There are significant changes from the books to the television series, including aging Quentin and the other characters from high school seniors to adults in their mid-20’s embarking on graduate school. In addition, in the television adaptation, more emphasis is placed on Quentin’s depression. In the opening of the television series, he is shown being released from a mental hospital. None of that occurs in the books where he is portrayed as simply being more aloof or disaffected than his peers.
The Magicians is at times a brilliant piece of parody, acknowledging and perhaps mildly poking fun at similar books such as the Harry Potter series and The Chronicles of Narnia. At other times it drags slightly with the characters appearing overly negative or cynical. These issues are easily overlooked, however, against Grossman’s excellent use of dialogue and characterization.

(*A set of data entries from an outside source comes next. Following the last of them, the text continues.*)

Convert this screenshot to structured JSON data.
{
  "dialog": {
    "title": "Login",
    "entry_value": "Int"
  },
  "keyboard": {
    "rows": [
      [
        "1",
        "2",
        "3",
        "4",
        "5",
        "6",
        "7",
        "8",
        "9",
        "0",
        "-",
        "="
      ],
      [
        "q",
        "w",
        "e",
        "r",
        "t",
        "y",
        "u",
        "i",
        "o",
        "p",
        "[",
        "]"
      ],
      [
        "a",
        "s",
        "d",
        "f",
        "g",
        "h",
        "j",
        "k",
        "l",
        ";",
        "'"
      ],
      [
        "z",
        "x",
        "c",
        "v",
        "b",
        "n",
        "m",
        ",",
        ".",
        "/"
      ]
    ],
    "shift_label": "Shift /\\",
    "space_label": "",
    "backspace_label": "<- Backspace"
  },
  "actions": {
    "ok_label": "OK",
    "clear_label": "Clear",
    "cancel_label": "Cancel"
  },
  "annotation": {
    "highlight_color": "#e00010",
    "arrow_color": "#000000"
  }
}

Readers who grew up on Harry Potter or The Chronicles of Narnia may find themselves drawn to The Magicians based on the obvious similarities, and indeed, it would be easy to dismiss The Magicians as a Harry Potter or Narnia rip off without deeper investigation, but readers will quickly realize that Grossman has created a darker, more grown-up world which acknowledges the fantasy of the other worlds but which also recognizes that being magical does not guarantee greatness.

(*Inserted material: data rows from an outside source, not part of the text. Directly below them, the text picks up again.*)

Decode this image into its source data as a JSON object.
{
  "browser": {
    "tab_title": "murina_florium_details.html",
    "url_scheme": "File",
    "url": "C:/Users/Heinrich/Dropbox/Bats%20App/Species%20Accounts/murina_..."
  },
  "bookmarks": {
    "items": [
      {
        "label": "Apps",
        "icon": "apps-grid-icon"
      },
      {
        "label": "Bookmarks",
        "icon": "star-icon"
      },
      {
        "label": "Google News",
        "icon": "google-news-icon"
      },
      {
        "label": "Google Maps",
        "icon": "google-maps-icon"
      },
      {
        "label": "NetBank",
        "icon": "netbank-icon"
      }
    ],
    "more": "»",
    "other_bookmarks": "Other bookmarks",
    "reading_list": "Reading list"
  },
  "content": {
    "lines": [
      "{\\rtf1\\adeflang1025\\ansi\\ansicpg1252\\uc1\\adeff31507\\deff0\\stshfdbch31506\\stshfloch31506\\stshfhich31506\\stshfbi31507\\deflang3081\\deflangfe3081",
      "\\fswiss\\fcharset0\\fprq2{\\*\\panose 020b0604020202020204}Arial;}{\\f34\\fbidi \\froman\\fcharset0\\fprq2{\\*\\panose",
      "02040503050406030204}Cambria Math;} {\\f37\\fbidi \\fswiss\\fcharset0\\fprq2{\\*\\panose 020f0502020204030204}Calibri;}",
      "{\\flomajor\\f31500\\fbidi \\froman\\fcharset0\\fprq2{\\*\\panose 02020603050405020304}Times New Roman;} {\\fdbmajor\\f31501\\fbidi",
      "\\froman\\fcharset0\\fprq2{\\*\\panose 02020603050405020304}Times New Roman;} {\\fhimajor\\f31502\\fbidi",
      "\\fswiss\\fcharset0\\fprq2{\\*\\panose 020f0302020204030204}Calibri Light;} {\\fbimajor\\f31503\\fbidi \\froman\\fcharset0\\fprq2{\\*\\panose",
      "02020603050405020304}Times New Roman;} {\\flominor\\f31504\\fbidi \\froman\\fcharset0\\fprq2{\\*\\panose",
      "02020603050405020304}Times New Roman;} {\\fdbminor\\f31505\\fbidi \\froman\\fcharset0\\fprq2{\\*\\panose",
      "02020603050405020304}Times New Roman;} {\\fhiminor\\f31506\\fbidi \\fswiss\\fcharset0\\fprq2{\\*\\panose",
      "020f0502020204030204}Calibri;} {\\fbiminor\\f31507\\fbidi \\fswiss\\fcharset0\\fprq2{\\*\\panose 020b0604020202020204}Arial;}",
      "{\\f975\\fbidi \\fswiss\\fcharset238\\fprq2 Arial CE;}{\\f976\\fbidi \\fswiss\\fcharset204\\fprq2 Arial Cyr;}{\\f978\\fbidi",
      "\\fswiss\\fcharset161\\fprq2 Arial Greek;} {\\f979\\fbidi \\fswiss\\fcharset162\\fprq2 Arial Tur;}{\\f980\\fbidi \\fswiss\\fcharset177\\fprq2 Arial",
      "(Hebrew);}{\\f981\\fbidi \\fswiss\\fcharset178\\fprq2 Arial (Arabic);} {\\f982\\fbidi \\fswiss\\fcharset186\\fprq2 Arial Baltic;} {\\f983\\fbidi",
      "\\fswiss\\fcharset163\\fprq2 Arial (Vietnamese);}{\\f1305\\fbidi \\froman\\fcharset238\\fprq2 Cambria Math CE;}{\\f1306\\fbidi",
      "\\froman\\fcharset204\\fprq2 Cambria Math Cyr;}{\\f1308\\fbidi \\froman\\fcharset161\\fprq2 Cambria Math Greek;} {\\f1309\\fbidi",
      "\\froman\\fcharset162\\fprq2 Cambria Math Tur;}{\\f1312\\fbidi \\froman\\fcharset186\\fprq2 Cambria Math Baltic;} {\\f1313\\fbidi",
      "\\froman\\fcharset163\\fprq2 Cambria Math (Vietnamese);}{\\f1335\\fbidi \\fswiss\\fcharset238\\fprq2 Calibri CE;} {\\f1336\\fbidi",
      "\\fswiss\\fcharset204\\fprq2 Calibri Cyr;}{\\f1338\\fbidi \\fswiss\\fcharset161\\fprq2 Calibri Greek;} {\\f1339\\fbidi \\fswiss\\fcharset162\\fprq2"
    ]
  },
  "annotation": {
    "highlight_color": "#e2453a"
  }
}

Readers may also enjoy Jonathan Strange & Mr Norrell by Susanna Clarke or Soon I Will Be Invincible by Lev Grossman’s brother Austin Grossman.
American Gods by Neil Gaiman centers around the idea that the ancient stories of gods and mythological creatures are real. Since people have stopped believing in them, they have faded into obscurity having been replaced by new gods of technology, drugs, and celebrity.
The novel opens with Shadow, a convict who, days before he is due to be released on parole, receives word that his wife and his best friend have been killed in a car accident. Consumed by grief, Shadow takes a job as a bodyguard for the mysterious Mr. Wednesday, who appears to know a great deal about Shadow’s life without having been told. Soon they embark on a journey across America where Shadow learns the truth about all the gods, old and new.
Gaiman is an established author known for books such as Neverwhere, Anansi Boys, and the acclaimed graphic novel Sandman. In addition to American Gods, Gaiman’s Sandman spin-off, Lucifer has also been made into a current Fox TV show.
Gaiman shines throughout all of his writing and American Gods is no exception. From the easily imaginable physical descriptions, to Gaiman’s solid use of dialogue, readers will be drawn into the world of American Gods and Shadow’s life. As with many of Gaiman’s previous novels, American Gods draws on the idea that ancient legends and fairy tales have a foundation in reality.
In The Ocean at the End of the Lane Gaiman created a world in which fairies co-exist with mortals. In Lucifer, Satan has become bored with ruling Hell and has instead taken up residence in Los Angeles as the owner of a piano bar. In American Gods a world is imagined in which the gods of Norse, Greek, and other cultures co-exist with mortals.
Readers starting with American Gods should investigate Gaiman’s other works such as Coraline, Neverwhere, or Good Omens (co-authored with the late Terry Pratchett). Readers familiar with Gaiman’s work may also want to consider John Dies at the End by David Wong or The Long Dark Tea-Time of the Soul by Douglas Adams.
Each of these novels provides a good foundation for their TV adaptations, and readers should find something to enjoy in all of them.